Arbitrators’ Independence and Impartiality – Non-Disclosure, Bias, Hostile Conduct? Can the Award Be Annulled?
An arbitrator’s bias that casts doubt on its impartiality “in the mind of the parties” must be proven by hard evidence.
In its decision of 3 October 2023, the Paris Court of appeal rejected the Republic of Cameroon’s application for annulment of the final award of 22 September 2021 made in favour of Garoubé.
The Republic of Cameroon argued that the chairman of the arbitral tribunal was pro-investor biased for two reasons: the chairman did not properly satisfy his disclosure obligation and conducted the proceedings in an “hostile” manner vis à vis the Republic of Cameroon.
The decision of the Paris Court of Appeal dealt with the two branches of the arbitrator’s independence and impartiality; first the duty to disclose all situations that “in the eyes of the parties” may cast doubt on the arbitrator’s independence and impartiality and, second, the obligation to conduct the proceedings with impartiality.
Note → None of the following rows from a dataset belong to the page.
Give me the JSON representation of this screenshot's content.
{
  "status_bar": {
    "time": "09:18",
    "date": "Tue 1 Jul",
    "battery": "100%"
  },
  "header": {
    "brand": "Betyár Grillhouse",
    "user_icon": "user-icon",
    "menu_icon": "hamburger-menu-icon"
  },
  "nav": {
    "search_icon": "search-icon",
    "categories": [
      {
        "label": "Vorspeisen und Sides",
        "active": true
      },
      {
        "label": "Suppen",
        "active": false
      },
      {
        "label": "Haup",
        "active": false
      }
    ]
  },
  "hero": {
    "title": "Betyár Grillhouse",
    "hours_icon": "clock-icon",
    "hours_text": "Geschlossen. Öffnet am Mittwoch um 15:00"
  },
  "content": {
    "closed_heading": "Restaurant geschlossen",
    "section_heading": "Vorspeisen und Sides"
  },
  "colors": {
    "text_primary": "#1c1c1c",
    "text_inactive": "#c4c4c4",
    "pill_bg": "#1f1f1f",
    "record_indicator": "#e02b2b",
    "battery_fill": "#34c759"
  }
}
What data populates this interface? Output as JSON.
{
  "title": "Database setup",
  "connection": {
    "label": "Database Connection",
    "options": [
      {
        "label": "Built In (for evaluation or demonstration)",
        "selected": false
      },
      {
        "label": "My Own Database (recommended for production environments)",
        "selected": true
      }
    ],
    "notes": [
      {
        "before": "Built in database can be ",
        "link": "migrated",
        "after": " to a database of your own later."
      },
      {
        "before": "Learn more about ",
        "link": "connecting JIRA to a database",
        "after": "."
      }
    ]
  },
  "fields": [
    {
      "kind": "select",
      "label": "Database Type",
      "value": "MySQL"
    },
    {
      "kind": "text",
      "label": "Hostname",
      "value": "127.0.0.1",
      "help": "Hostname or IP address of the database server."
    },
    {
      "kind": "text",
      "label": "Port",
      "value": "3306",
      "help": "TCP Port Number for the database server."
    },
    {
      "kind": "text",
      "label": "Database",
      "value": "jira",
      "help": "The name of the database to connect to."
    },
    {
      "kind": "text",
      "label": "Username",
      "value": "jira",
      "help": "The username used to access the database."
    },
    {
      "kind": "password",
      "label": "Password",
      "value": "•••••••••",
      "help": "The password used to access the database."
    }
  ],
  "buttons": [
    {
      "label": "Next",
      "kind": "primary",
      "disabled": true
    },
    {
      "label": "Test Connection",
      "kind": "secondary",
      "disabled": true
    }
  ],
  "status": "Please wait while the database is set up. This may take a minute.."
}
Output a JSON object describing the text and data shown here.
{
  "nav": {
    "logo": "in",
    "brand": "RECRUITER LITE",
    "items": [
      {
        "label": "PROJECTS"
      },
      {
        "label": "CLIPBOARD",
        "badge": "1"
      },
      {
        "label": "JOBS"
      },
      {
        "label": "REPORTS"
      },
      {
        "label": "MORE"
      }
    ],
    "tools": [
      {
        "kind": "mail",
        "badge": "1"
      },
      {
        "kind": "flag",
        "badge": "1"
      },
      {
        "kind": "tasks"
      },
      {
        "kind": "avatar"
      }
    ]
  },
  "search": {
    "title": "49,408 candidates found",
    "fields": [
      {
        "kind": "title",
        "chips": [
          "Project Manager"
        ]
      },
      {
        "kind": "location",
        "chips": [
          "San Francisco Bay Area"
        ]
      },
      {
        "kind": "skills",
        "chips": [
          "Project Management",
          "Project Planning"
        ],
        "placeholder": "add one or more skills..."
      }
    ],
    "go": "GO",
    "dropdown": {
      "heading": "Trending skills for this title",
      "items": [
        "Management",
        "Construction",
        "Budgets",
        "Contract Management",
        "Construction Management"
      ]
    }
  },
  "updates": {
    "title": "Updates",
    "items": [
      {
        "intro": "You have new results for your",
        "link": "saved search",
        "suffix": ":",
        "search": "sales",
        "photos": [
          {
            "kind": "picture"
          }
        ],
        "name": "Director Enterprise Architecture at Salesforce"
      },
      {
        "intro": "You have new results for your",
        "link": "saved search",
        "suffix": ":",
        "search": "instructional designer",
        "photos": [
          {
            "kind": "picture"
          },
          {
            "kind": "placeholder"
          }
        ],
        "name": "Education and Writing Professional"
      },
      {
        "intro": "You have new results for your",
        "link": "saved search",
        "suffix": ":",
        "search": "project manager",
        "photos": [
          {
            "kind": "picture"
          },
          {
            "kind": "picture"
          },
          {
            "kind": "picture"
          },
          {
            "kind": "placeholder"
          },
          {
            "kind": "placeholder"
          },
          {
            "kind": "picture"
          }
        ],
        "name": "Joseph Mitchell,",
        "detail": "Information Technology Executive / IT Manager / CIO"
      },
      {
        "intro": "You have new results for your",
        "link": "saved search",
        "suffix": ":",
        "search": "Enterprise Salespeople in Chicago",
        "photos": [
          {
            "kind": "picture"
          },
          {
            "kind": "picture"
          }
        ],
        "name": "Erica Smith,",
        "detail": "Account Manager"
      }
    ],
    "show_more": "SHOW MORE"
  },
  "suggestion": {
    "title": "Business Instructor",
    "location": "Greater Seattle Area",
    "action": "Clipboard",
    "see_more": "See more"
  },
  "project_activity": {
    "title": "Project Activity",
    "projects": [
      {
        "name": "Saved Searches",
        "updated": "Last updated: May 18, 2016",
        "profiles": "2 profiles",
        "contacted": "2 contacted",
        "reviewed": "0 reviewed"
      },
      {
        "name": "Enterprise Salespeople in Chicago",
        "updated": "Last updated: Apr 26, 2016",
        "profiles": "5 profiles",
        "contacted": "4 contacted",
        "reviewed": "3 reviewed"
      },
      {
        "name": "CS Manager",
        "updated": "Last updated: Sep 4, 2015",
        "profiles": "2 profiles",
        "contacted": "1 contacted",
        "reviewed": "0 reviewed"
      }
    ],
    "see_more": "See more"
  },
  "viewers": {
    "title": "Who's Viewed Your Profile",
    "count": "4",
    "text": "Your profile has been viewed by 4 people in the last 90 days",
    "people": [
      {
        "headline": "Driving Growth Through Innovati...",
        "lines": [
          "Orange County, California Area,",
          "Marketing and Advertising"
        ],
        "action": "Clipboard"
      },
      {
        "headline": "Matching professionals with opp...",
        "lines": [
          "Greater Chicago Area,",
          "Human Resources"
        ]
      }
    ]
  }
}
The alleged hostility of the chairman towards a party shows a bias which demonstrates an absence of impartiality.
The Court rejected the application, considering first that the claim for lack of disclosure was inadmissible because it must first be raised before the arbitral tribunal, which was not the case, and second that the alleged hostile conduct of the chairman was not substantiated.
It follows that the notion of circumstances that “in the eyes of the parties” or “in the mind of the parties” cast doubts on the impartiality or independence of an arbitrator, is not a mere question of perception by a party and must be supported by hard evidence to convince the Court.
My detailed analysis of this case was published online on 26 October 2026 on Lexis®PSL and is available here (subscription required)